As for defendant BTC-e, the indictment alleges that, despite doing substantial business in the United States, BTC-e was not registered as a money services business with the U.S. Department of the Treasury, had no anti-money laundering process, no system for appropriate “know your customer” or “KYC” verification, and no anti-money laundering program as required by federal law.  According to the company’s website, BTC-e is located in Bulgaria but organized or otherwise subject to the laws of Cyprus.  The exchange allegedly maintains a base of operations in the Seychelles Islands and its web domains are registered to shell companies in, among other places, Singapore, the British Virgin Islands, France, and New Zealand. 

The indictment charges BTC-e and Vinnik with one count of operation of an unlicensed money service business, in violation of 18 U.S.C. § 1960, and one count of conspiracy to commit money laundering, in violation of 18 U.S.C. § 1956(h).  In addition, the indictment charges Vinnik with seventeen counts of money laundering, in violation of 18 U.S.C. § 1956(a)(1), and two counts of engaging in unlawful monetary transactions, in violation of 18 U.S.C. § 1957. An indictment merely alleges that crimes have been committed, and the defendants are presumed innocent until proven guilty beyond a reasonable doubt.  

FinCEN today assessed a $110 million civil money penalty against BTC-e  for willfully violating U.S. anti-money laundering (AML) laws.  Alexander Vinnik was assessed $12 million for his role in the violations.

“We will hold accountable foreign-located money transmitters, including virtual currency exchangers, that do business in the United States when they willfully violate U.S. AML laws,” said Acting FinCEN Director Jamal El-Hindi.  “Today’s action should be a strong deterrent to anyone who thinks that they can facilitate ransomware, dark net drug sales, or conduct other illicit activity using encrypted virtual currency.  Treasury’s FinCEN team and our law enforcement partners will work with foreign counterparts across the globe to appropriately oversee virtual currency exchangers and administrators who attempt to subvert U.S. law and avoid complying with U.S. AML safeguards.”  

If convicted of these crimes, Vinnik faces the following maximum penalties:      
 

Violation

Statute

Maximum Penalty

operation of an unlicensed money service business

18 U.S.C. § 1960

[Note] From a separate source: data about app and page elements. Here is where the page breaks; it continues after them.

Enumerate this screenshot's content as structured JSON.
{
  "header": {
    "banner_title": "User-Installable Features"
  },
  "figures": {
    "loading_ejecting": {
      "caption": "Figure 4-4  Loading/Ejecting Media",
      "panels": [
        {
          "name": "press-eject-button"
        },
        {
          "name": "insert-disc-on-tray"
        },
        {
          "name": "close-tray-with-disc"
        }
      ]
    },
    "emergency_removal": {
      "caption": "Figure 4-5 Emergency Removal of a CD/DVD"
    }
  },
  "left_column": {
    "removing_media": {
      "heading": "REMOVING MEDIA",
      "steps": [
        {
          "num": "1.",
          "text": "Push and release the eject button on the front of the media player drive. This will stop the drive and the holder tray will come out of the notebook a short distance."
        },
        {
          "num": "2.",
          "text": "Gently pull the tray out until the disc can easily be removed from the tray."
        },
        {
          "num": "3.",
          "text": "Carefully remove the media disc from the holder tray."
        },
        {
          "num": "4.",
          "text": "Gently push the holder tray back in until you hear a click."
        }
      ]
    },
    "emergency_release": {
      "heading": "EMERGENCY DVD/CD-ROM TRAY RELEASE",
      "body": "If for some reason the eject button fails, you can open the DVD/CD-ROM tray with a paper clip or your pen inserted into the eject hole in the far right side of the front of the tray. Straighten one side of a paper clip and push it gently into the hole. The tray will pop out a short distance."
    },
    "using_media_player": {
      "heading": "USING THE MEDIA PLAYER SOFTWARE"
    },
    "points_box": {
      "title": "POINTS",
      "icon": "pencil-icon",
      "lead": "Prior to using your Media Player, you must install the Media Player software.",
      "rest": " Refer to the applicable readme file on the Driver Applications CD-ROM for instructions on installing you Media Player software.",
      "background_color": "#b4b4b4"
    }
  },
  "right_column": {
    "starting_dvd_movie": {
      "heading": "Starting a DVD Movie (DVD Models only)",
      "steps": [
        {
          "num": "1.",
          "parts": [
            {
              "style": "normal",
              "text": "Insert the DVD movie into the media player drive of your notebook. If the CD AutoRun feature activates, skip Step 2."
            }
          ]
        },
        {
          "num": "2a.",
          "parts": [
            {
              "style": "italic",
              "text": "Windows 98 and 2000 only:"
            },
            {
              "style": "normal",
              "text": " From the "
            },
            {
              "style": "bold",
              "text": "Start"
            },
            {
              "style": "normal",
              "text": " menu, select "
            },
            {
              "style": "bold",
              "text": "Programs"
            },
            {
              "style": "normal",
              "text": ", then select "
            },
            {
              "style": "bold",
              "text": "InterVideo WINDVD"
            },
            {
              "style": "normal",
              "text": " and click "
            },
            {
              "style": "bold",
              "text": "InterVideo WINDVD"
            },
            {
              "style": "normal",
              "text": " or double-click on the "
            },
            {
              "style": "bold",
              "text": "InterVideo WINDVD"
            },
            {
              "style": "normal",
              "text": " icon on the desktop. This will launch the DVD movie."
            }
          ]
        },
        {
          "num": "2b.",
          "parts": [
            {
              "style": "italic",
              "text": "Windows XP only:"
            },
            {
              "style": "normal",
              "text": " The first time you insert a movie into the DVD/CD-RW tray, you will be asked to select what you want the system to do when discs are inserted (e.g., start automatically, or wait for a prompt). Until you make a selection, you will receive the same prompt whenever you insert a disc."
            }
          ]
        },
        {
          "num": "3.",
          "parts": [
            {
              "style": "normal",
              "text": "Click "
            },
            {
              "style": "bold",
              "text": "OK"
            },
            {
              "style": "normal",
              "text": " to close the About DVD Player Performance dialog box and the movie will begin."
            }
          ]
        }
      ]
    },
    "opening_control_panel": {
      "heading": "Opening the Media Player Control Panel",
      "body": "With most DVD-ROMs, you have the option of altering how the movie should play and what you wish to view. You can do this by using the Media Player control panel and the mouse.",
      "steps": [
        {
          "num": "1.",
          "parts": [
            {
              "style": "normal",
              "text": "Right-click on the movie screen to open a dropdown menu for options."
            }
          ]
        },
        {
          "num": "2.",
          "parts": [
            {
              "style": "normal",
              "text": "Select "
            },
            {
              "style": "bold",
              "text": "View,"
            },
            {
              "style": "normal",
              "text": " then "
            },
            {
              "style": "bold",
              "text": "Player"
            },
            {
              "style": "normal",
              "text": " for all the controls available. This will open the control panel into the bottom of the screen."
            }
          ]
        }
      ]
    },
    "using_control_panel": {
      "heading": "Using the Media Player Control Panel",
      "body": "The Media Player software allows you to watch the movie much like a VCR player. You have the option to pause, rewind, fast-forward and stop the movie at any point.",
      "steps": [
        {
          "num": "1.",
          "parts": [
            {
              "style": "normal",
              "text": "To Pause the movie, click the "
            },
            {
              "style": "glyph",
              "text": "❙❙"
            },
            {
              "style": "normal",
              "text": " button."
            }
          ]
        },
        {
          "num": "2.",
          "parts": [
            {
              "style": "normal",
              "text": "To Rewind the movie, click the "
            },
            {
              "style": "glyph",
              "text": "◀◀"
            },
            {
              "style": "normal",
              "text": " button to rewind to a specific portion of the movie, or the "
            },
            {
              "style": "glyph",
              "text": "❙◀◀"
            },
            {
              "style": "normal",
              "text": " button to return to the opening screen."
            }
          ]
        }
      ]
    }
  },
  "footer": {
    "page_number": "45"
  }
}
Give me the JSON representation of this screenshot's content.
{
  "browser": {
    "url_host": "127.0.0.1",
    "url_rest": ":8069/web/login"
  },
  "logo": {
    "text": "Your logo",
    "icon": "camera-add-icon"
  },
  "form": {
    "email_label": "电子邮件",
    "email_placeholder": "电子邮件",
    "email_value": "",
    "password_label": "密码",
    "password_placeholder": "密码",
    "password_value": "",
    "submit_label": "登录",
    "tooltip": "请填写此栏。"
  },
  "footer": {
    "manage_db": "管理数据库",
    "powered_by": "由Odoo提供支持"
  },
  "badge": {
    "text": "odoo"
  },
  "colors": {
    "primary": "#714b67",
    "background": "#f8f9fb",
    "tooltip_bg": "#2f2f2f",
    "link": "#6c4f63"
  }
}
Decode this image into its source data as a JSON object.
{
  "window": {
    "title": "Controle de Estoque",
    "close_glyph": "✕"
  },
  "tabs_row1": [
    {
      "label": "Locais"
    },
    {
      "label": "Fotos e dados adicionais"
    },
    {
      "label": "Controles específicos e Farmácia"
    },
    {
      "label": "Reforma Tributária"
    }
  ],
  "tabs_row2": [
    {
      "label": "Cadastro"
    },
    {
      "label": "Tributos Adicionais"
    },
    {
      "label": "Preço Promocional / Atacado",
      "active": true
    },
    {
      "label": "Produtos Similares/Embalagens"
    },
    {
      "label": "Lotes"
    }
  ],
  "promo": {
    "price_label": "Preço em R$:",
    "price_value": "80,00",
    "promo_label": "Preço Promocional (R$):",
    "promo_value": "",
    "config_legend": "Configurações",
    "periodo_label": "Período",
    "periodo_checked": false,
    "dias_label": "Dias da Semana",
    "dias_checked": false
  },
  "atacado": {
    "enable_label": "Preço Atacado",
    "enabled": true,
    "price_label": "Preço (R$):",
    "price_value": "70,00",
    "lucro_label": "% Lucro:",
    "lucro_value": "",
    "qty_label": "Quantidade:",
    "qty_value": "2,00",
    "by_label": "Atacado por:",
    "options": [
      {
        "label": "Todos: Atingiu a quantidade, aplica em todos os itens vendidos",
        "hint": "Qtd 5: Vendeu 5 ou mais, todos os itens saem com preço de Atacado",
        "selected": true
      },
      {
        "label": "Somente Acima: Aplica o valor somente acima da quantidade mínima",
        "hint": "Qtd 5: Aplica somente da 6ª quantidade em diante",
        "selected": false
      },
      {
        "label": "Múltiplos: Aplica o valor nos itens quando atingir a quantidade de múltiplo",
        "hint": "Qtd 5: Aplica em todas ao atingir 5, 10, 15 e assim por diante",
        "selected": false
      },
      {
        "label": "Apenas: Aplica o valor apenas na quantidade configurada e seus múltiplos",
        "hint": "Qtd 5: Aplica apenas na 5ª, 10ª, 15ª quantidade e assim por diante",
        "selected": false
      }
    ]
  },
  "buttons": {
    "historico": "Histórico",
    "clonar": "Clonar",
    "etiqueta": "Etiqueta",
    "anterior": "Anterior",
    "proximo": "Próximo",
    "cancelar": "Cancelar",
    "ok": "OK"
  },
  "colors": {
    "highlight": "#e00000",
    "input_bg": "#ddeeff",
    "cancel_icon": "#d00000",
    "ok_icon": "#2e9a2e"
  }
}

5 years of imprisonment

conspiracy to commit money laundering

18 U.S.C. § 1956(h)

20 years of imprisonment and a $500,000 fine or twice the value of the property involved in the transaction

money laundering

18 U.S.C. § 1956(a)(1)

20 years of imprisonment and a $500,000 fine or twice the value of the property involved in the transaction (each count)

engaging in unlawful monetary transactions

18 U.S.C. § 1957

10 years of imprisonment and a $500,000 fine or twice the value of the property involved in the transaction (each count)

 

Additional fines, restitution, and supervised release also may be ordered.  However, any sentence will be imposed by the court only after consideration of the U.S. Sentencing Guidelines and the federal statute governing the imposition of a sentence, 18 U.S.C. § 3553.

This case is being investigated by the Internal Revenue Service (the Oakland Calif., Field Office and Cyber Crime Unit in Washington, D.C.); Department of Homeland Security, Homeland Security Investigations; FBI; U.S. Secret Service Criminal Investigative Division; and Federal Deposit Insurance Corporation, Office of the Inspector General.  The case is being prosecuted by the U.S. Attorney’s Office for the Northern District of California and the Criminal Division’s Computer Crime and Intellectual Property Section.  The Criminal Division’s Office of International Affairs provided substantial assistance on the case.

Topic(s): 
Cyber Crime
Updated July 26, 2017